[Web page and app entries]
──────

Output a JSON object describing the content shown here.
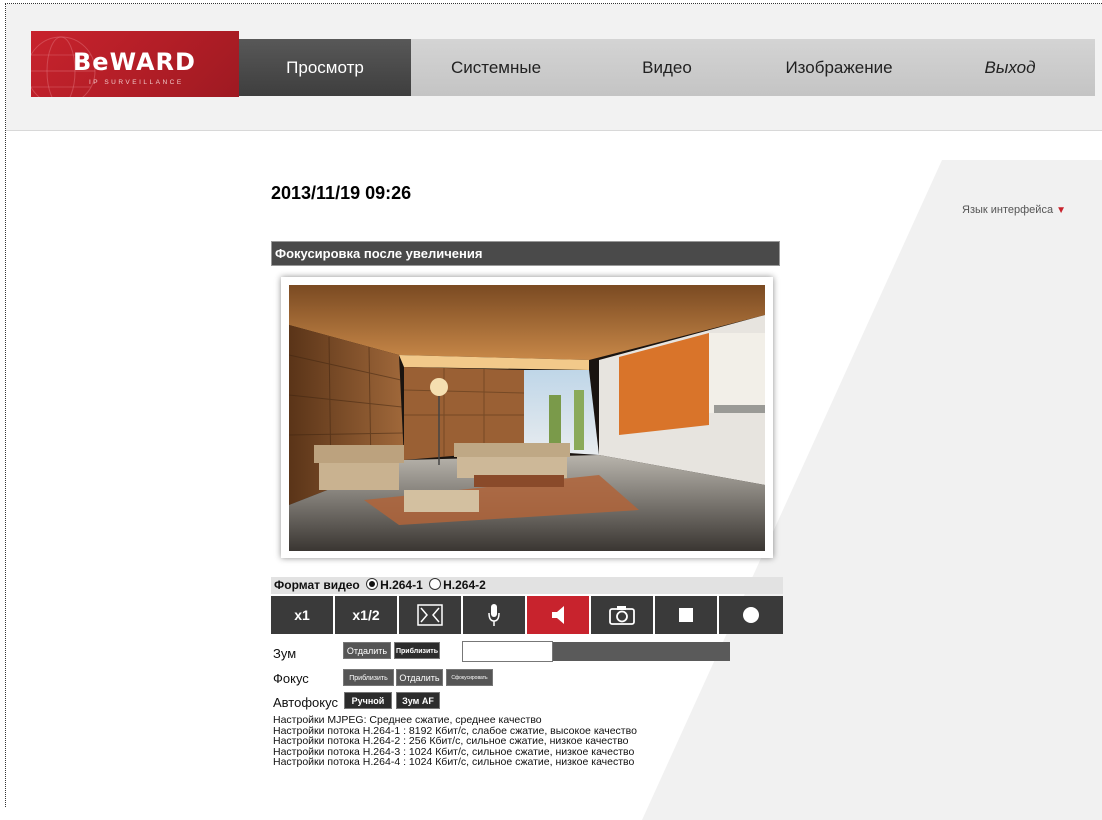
{
  "brand": {
    "logo_text": "BeWARD",
    "logo_sub": "IP SURVEILLANCE",
    "color": "#c8232d"
  },
  "nav": {
    "items": [
      {
        "label": "Просмотр",
        "active": true
      },
      {
        "label": "Системные"
      },
      {
        "label": "Видео"
      },
      {
        "label": "Изображение"
      },
      {
        "label": "Выход"
      }
    ]
  },
  "datetime": "2013/11/19 09:26",
  "language": {
    "label": "Язык интерфейса",
    "icon": "triangle-down-icon"
  },
  "section_title": "Фокусировка после увеличения",
  "video_format": {
    "label": "Формат видео",
    "options": [
      {
        "label": "H.264-1",
        "selected": true
      },
      {
        "label": "H.264-2",
        "selected": false
      }
    ]
  },
  "controls": {
    "x1": "x1",
    "x12": "x1/2",
    "fullscreen_icon": "fullscreen-icon",
    "mic_icon": "microphone-icon",
    "speaker_icon": "speaker-icon",
    "snapshot_icon": "camera-icon",
    "stop_icon": "stop-icon",
    "record_icon": "record-icon"
  },
  "zoom": {
    "label": "Зум",
    "zoom_out": "Отдалить",
    "zoom_in": "Приблизить"
  },
  "focus": {
    "label": "Фокус",
    "near": "Приблизить",
    "far": "Отдалить",
    "auto": "Сфокусировать"
  },
  "autofocus": {
    "label": "Автофокус",
    "manual": "Ручной",
    "zoom_af": "Зум AF"
  },
  "stream_info": [
    "Настройки MJPEG: Среднее сжатие, среднее качество",
    "Настройки потока H.264-1 : 8192 Кбит/с, слабое сжатие, высокое качество",
    "Настройки потока H.264-2 : 256 Кбит/с, сильное сжатие, низкое качество",
    "Настройки потока H.264-3 : 1024 Кбит/с, сильное сжатие, низкое качество",
    "Настройки потока H.264-4 : 1024 Кбит/с, сильное сжатие, низкое качество"
  ]
}
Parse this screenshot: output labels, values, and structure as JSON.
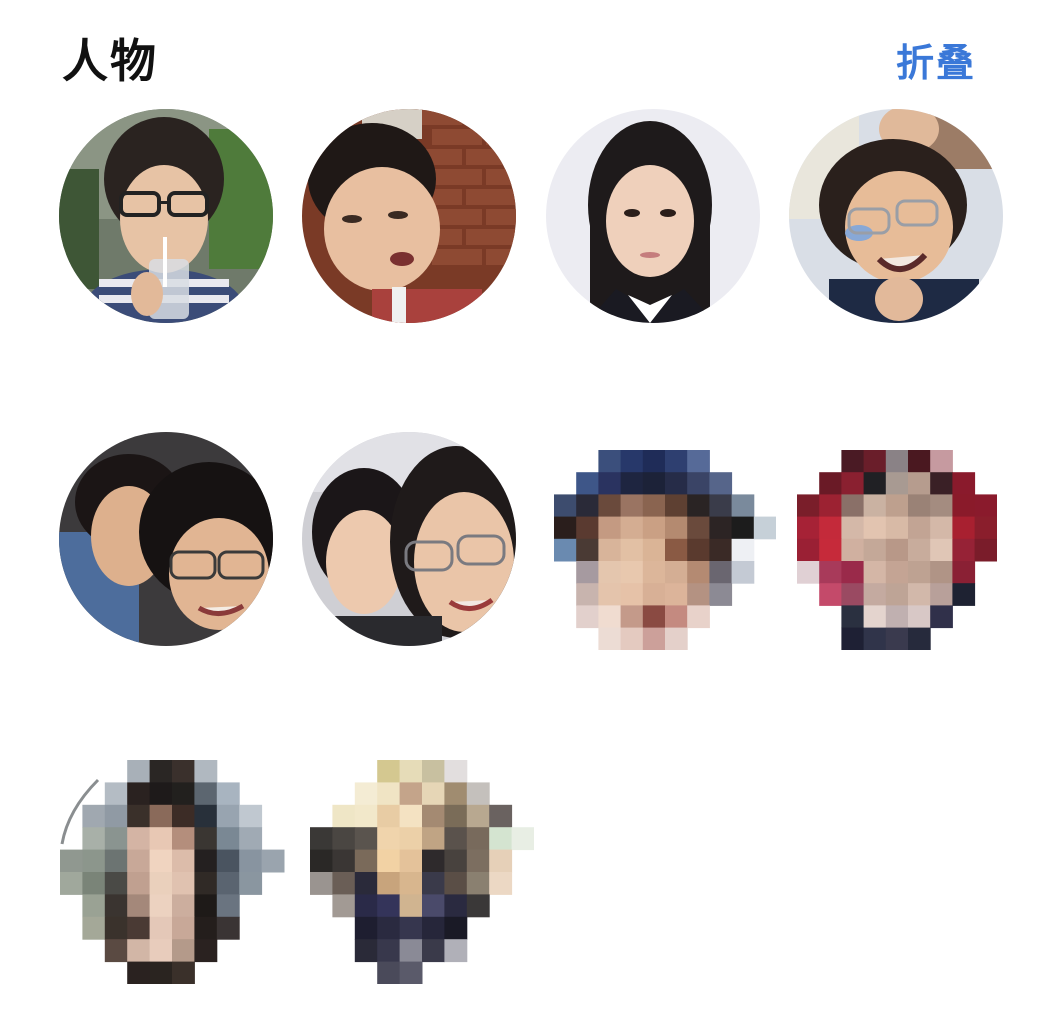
{
  "header": {
    "title": "人物",
    "collapse_label": "折叠"
  },
  "colors": {
    "accent": "#3a78d8",
    "title": "#111111",
    "background": "#ffffff"
  },
  "people": [
    {
      "id": "person-1",
      "photo_style": "clear"
    },
    {
      "id": "person-2",
      "photo_style": "clear"
    },
    {
      "id": "person-3",
      "photo_style": "clear"
    },
    {
      "id": "person-4",
      "photo_style": "clear"
    },
    {
      "id": "person-5",
      "photo_style": "clear"
    },
    {
      "id": "person-6",
      "photo_style": "clear"
    },
    {
      "id": "person-7",
      "photo_style": "pixelated"
    },
    {
      "id": "person-8",
      "photo_style": "pixelated"
    },
    {
      "id": "person-9",
      "photo_style": "pixelated"
    },
    {
      "id": "person-10",
      "photo_style": "pixelated"
    }
  ]
}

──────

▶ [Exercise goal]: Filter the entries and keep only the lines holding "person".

▶ [Response area]:
      "id": "person-1",
      "id": "person-2",
      "id": "person-3",
      "id": "person-4",
      "id": "person-5",
      "id": "person-6",
      "id": "person-7",
      "id": "person-8",
      "id": "person-9",
      "id": "person-10",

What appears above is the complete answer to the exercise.